Do you not know that those who run in a race all run, but only one receives the prize? Run in such a way that you may win (1 Cor 9:24).
The key here is the prize one seeks to obtain. While I was chasing after earthly reward and recognition, neither of which will endure, Paul encourages the believer to pursue an everlasting outcome for his labor by answering God’s call:
I press on toward the goal for the prize of the upward call of God in Christ Jesus (Phil 3:14).
Imagine what God could do with my academic prowess and drive for education. Paul counseled his student Timothy to prepare himself for the work of the Lord:
Be diligent to present yourself approved to God as a workman who does not need to be ashamed, accurately handling the word of truth (2 Tim 2:15).
Approved means “accepted and pleasing” to God. He is pleased when we devote ourselves to the “word of truth”, understanding it fully, and applying it correctly. When I directed my life toward the world and away from God, I resisted the course of learning He had prescribed and embraced the counsel of man. Solomon wrote:
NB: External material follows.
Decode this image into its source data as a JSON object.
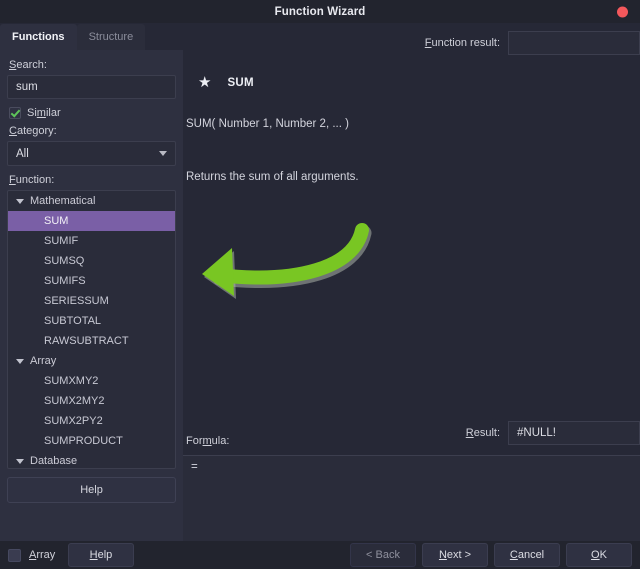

A wise man will hear and increase in learning,
And a man of understanding will acquire wise counsel (Prov 1:5).
Imagine what God could do with my work ethic, my energy, and my willingness to toil for long hours. Until my rededication to Christ, all of my hard work had been in service of the self and in pursuit of the world’s approval. If only I had acted with the same zeal for God’s favor.
Whatever you do, do your work heartily, as for the Lord rather than for men, knowing that from the Lord you will receive the reward of the inheritance. It is the Lord Christ whom you serve (Col 3:23-24).
When I realized that my citizenship, my inheritance, and my rewards lie in Heaven, my sense of responsibility shifted from the immediate to the eternal. Building “treasure in Heaven” comes only through the submission of the self, to the call of the Father. It is a call that is answered out of love and surrender to the work He has defined for each of us.
For the love of Christ controls us, having concluded this, that one died for all, therefore all died; and He died for all, so that they who live might no longer live for themselves, but for Him who died and rose again on their behalf (2 Cor 5:14-15).
Imagine what God could do with a submitted sinner like me…
Copyright © 2005, Dr. Ab Abercrombie and The Biblical Counseling Institute
This article first appeared in the Christian magazine, Infuse, Spring 2005.